● **What the task asks**: Each record beneath this line should be returned exactly as it is.

● **Excerpted data**:
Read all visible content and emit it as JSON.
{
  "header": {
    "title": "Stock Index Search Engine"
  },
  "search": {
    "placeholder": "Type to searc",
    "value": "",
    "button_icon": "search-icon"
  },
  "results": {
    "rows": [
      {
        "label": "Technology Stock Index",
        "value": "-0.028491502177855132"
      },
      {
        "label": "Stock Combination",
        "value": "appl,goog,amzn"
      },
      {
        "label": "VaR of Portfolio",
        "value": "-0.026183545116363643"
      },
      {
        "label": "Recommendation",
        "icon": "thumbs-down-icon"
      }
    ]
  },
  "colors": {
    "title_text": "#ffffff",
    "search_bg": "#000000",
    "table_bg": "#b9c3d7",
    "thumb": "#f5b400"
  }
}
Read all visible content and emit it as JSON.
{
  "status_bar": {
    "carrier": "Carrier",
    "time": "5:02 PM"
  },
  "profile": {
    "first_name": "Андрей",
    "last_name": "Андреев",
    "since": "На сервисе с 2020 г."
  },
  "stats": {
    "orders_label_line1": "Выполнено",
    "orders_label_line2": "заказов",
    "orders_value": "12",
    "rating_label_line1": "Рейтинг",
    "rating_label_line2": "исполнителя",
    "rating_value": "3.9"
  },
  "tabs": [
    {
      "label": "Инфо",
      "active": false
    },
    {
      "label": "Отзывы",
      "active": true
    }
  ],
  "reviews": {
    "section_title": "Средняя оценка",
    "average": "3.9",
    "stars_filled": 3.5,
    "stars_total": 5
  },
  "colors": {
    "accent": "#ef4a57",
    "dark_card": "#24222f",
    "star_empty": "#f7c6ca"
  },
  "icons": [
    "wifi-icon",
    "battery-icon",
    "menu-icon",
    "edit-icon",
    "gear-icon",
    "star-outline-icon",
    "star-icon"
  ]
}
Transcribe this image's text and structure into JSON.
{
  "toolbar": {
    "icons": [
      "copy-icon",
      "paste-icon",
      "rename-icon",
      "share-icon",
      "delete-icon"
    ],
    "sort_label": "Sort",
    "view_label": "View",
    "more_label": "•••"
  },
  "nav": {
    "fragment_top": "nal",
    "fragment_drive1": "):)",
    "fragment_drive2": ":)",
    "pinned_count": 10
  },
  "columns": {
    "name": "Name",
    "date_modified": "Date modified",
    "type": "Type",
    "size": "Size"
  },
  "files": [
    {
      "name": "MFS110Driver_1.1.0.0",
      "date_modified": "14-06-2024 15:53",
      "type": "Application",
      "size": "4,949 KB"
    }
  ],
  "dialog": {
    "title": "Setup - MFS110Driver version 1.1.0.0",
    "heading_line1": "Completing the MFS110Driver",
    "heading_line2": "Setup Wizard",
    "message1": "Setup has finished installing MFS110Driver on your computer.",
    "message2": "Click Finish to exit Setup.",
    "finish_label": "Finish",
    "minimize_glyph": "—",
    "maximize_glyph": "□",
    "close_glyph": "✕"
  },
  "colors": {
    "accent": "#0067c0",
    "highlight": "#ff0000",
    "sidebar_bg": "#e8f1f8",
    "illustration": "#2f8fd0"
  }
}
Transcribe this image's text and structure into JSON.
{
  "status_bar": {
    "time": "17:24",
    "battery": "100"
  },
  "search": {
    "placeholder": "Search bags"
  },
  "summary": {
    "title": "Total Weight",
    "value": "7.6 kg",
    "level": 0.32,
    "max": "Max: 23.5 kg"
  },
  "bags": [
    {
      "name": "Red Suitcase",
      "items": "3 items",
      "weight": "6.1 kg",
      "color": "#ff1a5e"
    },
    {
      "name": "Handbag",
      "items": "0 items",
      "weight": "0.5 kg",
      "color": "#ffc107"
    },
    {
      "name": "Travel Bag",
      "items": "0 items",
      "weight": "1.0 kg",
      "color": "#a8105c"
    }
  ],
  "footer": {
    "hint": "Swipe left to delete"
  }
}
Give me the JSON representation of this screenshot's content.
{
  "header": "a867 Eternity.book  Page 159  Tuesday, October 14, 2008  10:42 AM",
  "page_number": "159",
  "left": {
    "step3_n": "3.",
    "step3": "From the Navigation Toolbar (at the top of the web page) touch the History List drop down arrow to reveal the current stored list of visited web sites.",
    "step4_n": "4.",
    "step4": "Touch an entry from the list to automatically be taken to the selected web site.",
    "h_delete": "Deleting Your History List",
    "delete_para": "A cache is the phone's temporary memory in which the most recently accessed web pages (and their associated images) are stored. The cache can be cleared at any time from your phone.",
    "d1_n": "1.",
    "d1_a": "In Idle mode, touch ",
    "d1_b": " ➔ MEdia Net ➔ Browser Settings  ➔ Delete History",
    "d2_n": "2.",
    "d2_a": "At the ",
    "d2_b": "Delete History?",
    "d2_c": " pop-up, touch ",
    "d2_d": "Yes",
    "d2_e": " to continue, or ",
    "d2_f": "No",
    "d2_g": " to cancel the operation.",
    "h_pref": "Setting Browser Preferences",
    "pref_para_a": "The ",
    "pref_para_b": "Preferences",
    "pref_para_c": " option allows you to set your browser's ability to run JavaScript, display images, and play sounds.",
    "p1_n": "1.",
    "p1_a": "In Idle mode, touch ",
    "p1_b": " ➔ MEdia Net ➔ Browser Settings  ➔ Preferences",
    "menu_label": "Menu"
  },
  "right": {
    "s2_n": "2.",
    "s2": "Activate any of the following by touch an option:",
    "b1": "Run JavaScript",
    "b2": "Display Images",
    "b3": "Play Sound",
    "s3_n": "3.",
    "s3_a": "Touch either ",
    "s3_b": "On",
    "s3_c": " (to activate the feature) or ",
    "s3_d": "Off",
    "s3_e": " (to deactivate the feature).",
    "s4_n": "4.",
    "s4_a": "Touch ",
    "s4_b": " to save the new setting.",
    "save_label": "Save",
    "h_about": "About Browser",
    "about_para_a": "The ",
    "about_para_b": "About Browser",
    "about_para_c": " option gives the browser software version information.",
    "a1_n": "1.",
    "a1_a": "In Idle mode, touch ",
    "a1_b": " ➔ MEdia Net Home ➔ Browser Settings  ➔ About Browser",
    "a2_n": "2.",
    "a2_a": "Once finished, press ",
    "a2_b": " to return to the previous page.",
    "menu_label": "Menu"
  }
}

● **Result for this exercise**:
Read all visible content and emit it as JSON.
{
  "header": {
    "title": "Stock Index Search Engine"
  },
  "search": {
    "placeholder": "Type to searc",
    "value": "",
    "button_icon": "search-icon"
  },
  "results": {
    "rows": [
      {
        "label": "Technology Stock Index",
        "value": "-0.028491502177855132"
      },
      {
        "label": "Stock Combination",
        "value": "appl,goog,amzn"
      },
      {
        "label": "VaR of Portfolio",
        "value": "-0.026183545116363643"
      },
      {
        "label": "Recommendation",
        "icon": "thumbs-down-icon"
      }
    ]
  },
  "colors": {
    "title_text": "#ffffff",
    "search_bg": "#000000",
    "table_bg": "#b9c3d7",
    "thumb": "#f5b400"
  }
}
Read all visible content and emit it as JSON.
{
  "status_bar": {
    "carrier": "Carrier",
    "time": "5:02 PM"
  },
  "profile": {
    "first_name": "Андрей",
    "last_name": "Андреев",
    "since": "На сервисе с 2020 г."
  },
  "stats": {
    "orders_label_line1": "Выполнено",
    "orders_label_line2": "заказов",
    "orders_value": "12",
    "rating_label_line1": "Рейтинг",
    "rating_label_line2": "исполнителя",
    "rating_value": "3.9"
  },
  "tabs": [
    {
      "label": "Инфо",
      "active": false
    },
    {
      "label": "Отзывы",
      "active": true
    }
  ],
  "reviews": {
    "section_title": "Средняя оценка",
    "average": "3.9",
    "stars_filled": 3.5,
    "stars_total": 5
  },
  "colors": {
    "accent": "#ef4a57",
    "dark_card": "#24222f",
    "star_empty": "#f7c6ca"
  },
  "icons": [
    "wifi-icon",
    "battery-icon",
    "menu-icon",
    "edit-icon",
    "gear-icon",
    "star-outline-icon",
    "star-icon"
  ]
}
Transcribe this image's text and structure into JSON.
{
  "toolbar": {
    "icons": [
      "copy-icon",
      "paste-icon",
      "rename-icon",
      "share-icon",
      "delete-icon"
    ],
    "sort_label": "Sort",
    "view_label": "View",
    "more_label": "•••"
  },
  "nav": {
    "fragment_top": "nal",
    "fragment_drive1": "):)",
    "fragment_drive2": ":)",
    "pinned_count": 10
  },
  "columns": {
    "name": "Name",
    "date_modified": "Date modified",
    "type": "Type",
    "size": "Size"
  },
  "files": [
    {
      "name": "MFS110Driver_1.1.0.0",
      "date_modified": "14-06-2024 15:53",
      "type": "Application",
      "size": "4,949 KB"
    }
  ],
  "dialog": {
    "title": "Setup - MFS110Driver version 1.1.0.0",
    "heading_line1": "Completing the MFS110Driver",
    "heading_line2": "Setup Wizard",
    "message1": "Setup has finished installing MFS110Driver on your computer.",
    "message2": "Click Finish to exit Setup.",
    "finish_label": "Finish",
    "minimize_glyph": "—",
    "maximize_glyph": "□",
    "close_glyph": "✕"
  },
  "colors": {
    "accent": "#0067c0",
    "highlight": "#ff0000",
    "sidebar_bg": "#e8f1f8",
    "illustration": "#2f8fd0"
  }
}
Transcribe this image's text and structure into JSON.
{
  "status_bar": {
    "time": "17:24",
    "battery": "100"
  },
  "search": {
    "placeholder": "Search bags"
  },
  "summary": {
    "title": "Total Weight",
    "value": "7.6 kg",
    "level": 0.32,
    "max": "Max: 23.5 kg"
  },
  "bags": [
    {
      "name": "Red Suitcase",
      "items": "3 items",
      "weight": "6.1 kg",
      "color": "#ff1a5e"
    },
    {
      "name": "Handbag",
      "items": "0 items",
      "weight": "0.5 kg",
      "color": "#ffc107"
    },
    {
      "name": "Travel Bag",
      "items": "0 items",
      "weight": "1.0 kg",
      "color": "#a8105c"
    }
  ],
  "footer": {
    "hint": "Swipe left to delete"
  }
}
Give me the JSON representation of this screenshot's content.
{
  "header": "a867 Eternity.book  Page 159  Tuesday, October 14, 2008  10:42 AM",
  "page_number": "159",
  "left": {
    "step3_n": "3.",
    "step3": "From the Navigation Toolbar (at the top of the web page) touch the History List drop down arrow to reveal the current stored list of visited web sites.",
    "step4_n": "4.",
    "step4": "Touch an entry from the list to automatically be taken to the selected web site.",
    "h_delete": "Deleting Your History List",
    "delete_para": "A cache is the phone's temporary memory in which the most recently accessed web pages (and their associated images) are stored. The cache can be cleared at any time from your phone.",
    "d1_n": "1.",
    "d1_a": "In Idle mode, touch ",
    "d1_b": " ➔ MEdia Net ➔ Browser Settings  ➔ Delete History",
    "d2_n": "2.",
    "d2_a": "At the ",
    "d2_b": "Delete History?",
    "d2_c": " pop-up, touch ",
    "d2_d": "Yes",
    "d2_e": " to continue, or ",
    "d2_f": "No",
    "d2_g": " to cancel the operation.",
    "h_pref": "Setting Browser Preferences",
    "pref_para_a": "The ",
    "pref_para_b": "Preferences",
    "pref_para_c": " option allows you to set your browser's ability to run JavaScript, display images, and play sounds.",
    "p1_n": "1.",
    "p1_a": "In Idle mode, touch ",
    "p1_b": " ➔ MEdia Net ➔ Browser Settings  ➔ Preferences",
    "menu_label": "Menu"
  },
  "right": {
    "s2_n": "2.",
    "s2": "Activate any of the following by touch an option:",
    "b1": "Run JavaScript",
    "b2": "Display Images",
    "b3": "Play Sound",
    "s3_n": "3.",
    "s3_a": "Touch either ",
    "s3_b": "On",
    "s3_c": " (to activate the feature) or ",
    "s3_d": "Off",
    "s3_e": " (to deactivate the feature).",
    "s4_n": "4.",
    "s4_a": "Touch ",
    "s4_b": " to save the new setting.",
    "save_label": "Save",
    "h_about": "About Browser",
    "about_para_a": "The ",
    "about_para_b": "About Browser",
    "about_para_c": " option gives the browser software version information.",
    "a1_n": "1.",
    "a1_a": "In Idle mode, touch ",
    "a1_b": " ➔ MEdia Net Home ➔ Browser Settings  ➔ About Browser",
    "a2_n": "2.",
    "a2_a": "Once finished, press ",
    "a2_b": " to return to the previous page.",
    "menu_label": "Menu"
  }
}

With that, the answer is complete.